Dataset rows for apps and sites
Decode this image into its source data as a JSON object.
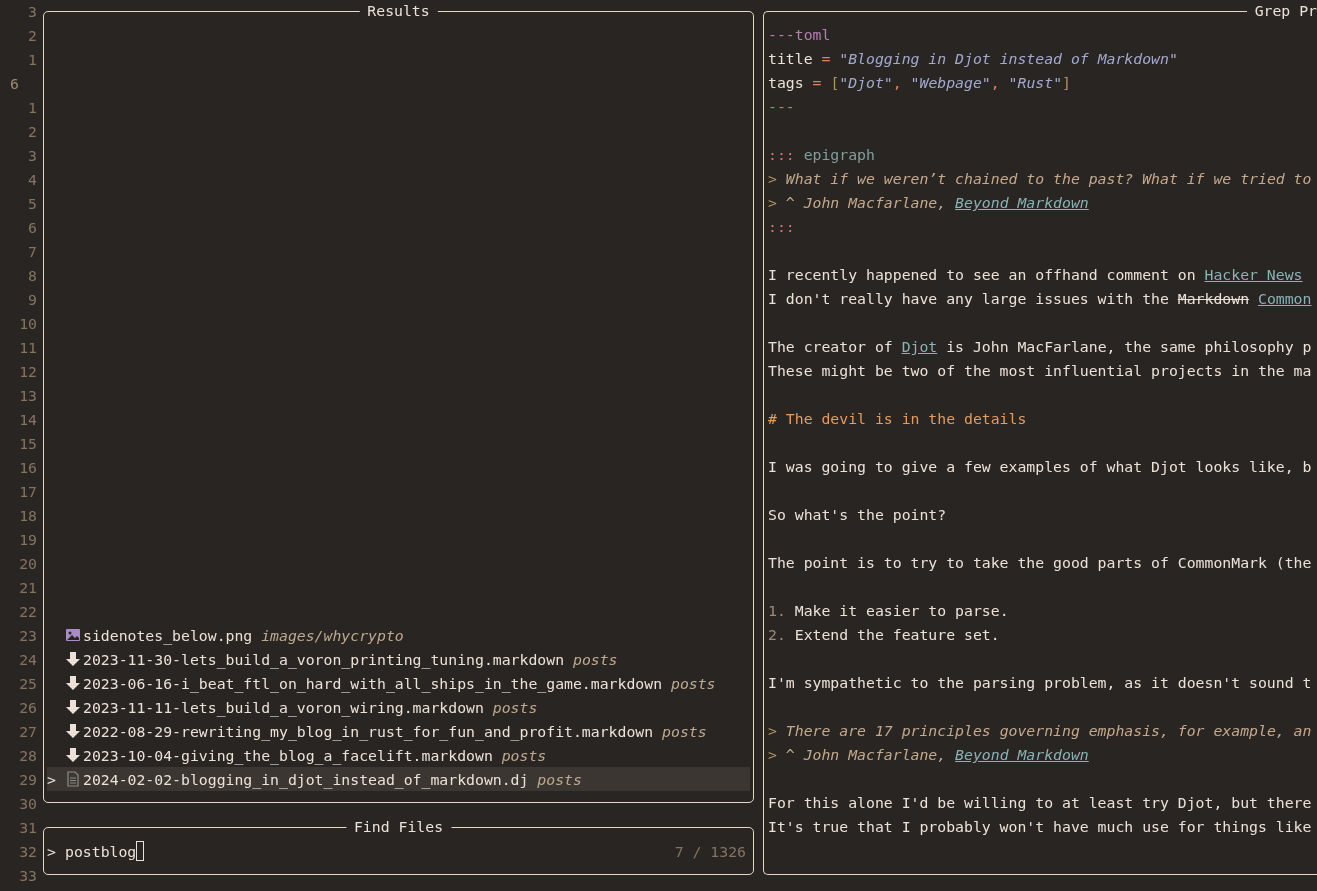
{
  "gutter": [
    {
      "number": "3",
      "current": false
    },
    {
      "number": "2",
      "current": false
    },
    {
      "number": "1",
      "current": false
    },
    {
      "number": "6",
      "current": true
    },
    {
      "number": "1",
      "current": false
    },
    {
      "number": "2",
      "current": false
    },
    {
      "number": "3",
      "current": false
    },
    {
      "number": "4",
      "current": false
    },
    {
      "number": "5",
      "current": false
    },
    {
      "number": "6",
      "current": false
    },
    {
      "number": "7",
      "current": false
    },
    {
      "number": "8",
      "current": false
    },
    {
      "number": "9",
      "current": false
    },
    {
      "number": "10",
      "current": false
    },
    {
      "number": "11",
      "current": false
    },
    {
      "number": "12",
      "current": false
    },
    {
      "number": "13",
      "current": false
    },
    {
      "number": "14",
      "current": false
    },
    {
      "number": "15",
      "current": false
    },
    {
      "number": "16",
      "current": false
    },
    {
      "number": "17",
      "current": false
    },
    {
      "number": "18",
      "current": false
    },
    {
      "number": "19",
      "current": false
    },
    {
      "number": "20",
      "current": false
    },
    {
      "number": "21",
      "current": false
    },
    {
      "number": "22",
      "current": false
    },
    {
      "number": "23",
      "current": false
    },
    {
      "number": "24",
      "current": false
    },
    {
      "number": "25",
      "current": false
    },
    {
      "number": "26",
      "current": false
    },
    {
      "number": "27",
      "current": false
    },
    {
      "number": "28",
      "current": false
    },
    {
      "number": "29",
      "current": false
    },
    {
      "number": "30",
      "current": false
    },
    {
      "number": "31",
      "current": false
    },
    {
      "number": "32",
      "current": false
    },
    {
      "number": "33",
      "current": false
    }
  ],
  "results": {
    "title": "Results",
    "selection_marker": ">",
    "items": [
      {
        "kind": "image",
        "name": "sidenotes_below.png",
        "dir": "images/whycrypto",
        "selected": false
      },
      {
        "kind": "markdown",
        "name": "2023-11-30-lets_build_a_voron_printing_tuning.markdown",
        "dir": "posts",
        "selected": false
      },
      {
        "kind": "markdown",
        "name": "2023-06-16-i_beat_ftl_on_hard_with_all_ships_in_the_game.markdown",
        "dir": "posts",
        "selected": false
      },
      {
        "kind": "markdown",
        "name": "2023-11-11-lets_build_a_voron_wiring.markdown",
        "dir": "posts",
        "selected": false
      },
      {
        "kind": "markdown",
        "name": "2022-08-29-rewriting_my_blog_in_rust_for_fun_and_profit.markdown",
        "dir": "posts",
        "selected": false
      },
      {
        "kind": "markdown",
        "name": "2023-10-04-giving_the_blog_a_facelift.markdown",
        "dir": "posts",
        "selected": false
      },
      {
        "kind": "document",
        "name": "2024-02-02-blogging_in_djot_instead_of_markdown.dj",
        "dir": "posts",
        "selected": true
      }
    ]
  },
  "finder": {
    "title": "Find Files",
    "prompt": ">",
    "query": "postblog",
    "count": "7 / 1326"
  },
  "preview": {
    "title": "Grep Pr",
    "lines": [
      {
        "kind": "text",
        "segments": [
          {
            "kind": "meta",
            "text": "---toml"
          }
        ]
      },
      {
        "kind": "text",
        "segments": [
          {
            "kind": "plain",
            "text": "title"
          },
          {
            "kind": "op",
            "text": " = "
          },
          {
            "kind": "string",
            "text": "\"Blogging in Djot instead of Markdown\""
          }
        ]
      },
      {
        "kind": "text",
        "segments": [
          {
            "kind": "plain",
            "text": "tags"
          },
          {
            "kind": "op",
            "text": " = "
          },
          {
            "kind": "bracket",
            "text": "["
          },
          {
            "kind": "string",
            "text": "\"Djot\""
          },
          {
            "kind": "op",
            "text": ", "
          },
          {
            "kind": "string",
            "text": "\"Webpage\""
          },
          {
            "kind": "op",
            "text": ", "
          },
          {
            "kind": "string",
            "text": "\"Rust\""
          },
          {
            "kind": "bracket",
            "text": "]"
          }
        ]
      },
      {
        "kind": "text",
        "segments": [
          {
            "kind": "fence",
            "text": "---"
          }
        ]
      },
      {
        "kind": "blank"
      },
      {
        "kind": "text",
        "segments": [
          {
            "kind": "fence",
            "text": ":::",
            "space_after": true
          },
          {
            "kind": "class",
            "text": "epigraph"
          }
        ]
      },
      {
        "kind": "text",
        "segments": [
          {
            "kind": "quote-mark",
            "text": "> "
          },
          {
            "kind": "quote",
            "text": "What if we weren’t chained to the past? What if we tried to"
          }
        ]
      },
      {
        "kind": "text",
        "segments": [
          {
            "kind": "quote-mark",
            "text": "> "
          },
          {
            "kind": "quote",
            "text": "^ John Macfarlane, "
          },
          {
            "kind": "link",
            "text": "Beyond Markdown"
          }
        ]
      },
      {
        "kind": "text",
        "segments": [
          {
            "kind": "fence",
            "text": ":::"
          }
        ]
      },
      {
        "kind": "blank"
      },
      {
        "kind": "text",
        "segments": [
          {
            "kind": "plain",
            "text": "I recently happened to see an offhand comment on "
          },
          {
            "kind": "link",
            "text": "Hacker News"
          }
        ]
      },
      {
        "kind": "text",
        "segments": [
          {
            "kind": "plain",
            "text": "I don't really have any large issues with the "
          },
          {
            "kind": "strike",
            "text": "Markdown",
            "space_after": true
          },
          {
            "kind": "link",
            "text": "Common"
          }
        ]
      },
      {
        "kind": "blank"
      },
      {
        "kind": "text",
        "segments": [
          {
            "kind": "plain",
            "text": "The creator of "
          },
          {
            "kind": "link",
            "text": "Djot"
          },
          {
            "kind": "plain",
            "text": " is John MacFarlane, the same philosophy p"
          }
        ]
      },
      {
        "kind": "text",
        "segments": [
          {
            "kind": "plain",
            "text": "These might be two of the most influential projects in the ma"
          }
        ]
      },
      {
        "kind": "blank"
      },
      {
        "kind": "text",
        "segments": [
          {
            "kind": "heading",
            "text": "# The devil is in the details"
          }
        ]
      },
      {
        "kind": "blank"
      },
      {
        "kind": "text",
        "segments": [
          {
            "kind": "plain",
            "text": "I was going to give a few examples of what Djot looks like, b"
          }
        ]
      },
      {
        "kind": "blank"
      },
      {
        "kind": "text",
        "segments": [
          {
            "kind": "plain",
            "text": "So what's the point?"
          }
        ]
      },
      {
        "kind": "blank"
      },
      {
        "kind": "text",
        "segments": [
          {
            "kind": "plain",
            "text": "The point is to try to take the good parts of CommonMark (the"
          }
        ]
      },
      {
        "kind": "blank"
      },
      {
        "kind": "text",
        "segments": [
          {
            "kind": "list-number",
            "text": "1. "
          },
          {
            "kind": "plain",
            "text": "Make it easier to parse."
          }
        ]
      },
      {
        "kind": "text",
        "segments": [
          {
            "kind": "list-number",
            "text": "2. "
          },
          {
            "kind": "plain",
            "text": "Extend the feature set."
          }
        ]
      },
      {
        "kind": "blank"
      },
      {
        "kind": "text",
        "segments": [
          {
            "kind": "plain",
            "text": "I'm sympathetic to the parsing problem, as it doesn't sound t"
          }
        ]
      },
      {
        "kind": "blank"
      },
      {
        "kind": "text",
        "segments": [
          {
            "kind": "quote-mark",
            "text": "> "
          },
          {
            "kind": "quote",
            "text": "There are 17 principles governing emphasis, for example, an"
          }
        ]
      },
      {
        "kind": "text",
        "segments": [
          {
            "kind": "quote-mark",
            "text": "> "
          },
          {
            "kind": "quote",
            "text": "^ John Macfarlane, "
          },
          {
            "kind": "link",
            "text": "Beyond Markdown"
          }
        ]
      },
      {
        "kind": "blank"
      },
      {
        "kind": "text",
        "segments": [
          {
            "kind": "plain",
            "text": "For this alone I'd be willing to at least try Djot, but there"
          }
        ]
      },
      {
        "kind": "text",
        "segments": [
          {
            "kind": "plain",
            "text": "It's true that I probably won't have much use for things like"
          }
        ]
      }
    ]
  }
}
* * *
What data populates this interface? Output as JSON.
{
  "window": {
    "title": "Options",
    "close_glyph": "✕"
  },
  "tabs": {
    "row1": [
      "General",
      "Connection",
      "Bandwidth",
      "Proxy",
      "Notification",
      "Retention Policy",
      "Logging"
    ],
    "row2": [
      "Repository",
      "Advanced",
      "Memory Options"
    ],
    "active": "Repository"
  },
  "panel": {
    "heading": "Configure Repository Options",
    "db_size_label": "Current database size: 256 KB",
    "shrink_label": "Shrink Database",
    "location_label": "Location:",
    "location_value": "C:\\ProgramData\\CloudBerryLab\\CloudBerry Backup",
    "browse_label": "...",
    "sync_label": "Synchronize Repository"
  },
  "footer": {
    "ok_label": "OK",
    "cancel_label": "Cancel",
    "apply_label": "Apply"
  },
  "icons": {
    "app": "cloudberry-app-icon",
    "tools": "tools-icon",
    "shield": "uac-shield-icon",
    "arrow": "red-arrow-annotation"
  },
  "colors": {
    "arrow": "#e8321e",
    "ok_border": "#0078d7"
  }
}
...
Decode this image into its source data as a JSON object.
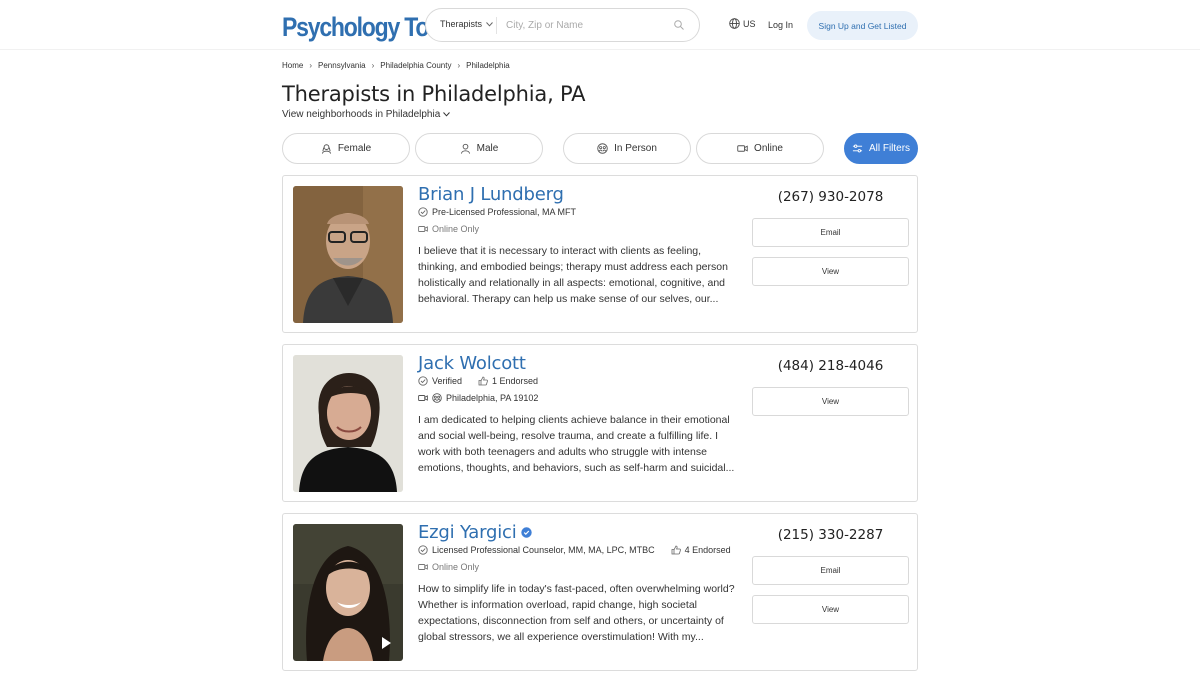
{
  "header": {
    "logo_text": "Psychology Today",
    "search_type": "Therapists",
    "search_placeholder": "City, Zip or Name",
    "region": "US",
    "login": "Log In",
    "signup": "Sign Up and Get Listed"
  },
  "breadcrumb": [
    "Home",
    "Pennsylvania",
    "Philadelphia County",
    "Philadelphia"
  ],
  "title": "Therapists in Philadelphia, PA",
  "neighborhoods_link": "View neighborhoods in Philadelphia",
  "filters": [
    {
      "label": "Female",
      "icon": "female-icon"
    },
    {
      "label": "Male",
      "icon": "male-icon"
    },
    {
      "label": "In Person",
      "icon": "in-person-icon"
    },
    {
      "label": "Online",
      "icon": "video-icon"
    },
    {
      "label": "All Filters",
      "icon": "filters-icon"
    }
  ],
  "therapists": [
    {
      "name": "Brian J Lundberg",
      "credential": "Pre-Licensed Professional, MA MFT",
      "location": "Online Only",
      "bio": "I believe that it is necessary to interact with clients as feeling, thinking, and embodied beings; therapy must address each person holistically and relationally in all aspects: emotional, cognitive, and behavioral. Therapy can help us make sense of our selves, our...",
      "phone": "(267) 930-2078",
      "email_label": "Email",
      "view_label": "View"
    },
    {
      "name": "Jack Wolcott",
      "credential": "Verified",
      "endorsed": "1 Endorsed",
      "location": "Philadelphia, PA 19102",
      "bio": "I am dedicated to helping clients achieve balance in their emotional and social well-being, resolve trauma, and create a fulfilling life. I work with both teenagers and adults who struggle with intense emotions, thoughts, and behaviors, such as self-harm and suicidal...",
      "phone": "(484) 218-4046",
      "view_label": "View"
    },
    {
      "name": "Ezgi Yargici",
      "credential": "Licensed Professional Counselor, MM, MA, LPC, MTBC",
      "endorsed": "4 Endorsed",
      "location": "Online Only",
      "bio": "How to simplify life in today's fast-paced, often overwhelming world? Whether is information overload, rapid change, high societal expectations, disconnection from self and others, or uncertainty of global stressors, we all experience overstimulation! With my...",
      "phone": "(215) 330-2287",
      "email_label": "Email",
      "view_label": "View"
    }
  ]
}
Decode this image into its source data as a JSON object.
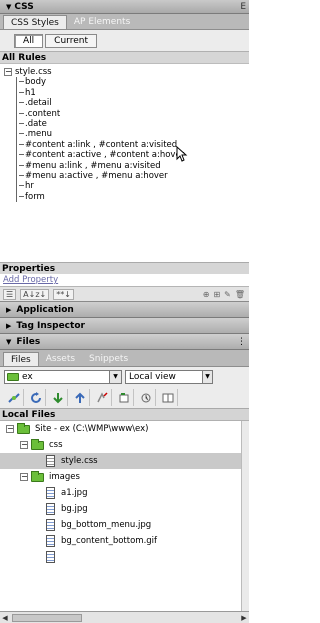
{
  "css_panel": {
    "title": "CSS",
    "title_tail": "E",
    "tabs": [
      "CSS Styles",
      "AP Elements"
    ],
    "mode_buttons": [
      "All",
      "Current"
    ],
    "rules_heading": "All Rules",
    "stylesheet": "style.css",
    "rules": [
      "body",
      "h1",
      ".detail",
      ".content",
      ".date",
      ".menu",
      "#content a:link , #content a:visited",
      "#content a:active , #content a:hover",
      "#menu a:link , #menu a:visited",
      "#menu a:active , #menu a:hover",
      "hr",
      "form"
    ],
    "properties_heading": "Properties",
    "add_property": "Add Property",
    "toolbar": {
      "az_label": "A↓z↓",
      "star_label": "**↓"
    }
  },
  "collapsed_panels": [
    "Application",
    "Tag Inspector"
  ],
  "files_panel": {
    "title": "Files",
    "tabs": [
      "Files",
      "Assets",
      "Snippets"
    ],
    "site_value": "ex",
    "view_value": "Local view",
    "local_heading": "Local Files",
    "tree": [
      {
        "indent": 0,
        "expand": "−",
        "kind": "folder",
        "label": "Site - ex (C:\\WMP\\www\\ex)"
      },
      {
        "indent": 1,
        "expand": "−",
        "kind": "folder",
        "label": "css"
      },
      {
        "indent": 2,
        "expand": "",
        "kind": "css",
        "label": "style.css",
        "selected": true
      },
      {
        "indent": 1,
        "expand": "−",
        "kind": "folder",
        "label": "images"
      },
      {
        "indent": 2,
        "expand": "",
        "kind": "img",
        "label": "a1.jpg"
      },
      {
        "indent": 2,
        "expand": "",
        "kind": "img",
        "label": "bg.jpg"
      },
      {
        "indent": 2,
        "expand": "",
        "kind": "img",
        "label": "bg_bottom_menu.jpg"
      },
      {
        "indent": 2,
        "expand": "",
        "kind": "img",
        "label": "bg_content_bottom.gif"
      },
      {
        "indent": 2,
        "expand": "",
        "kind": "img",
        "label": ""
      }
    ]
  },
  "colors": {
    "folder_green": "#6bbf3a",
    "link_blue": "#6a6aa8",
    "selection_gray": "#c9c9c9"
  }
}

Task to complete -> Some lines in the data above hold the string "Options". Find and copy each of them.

Solved problem ->
    "title": "Options",
      "Memory Options"
    "heading": "Configure Repository Options",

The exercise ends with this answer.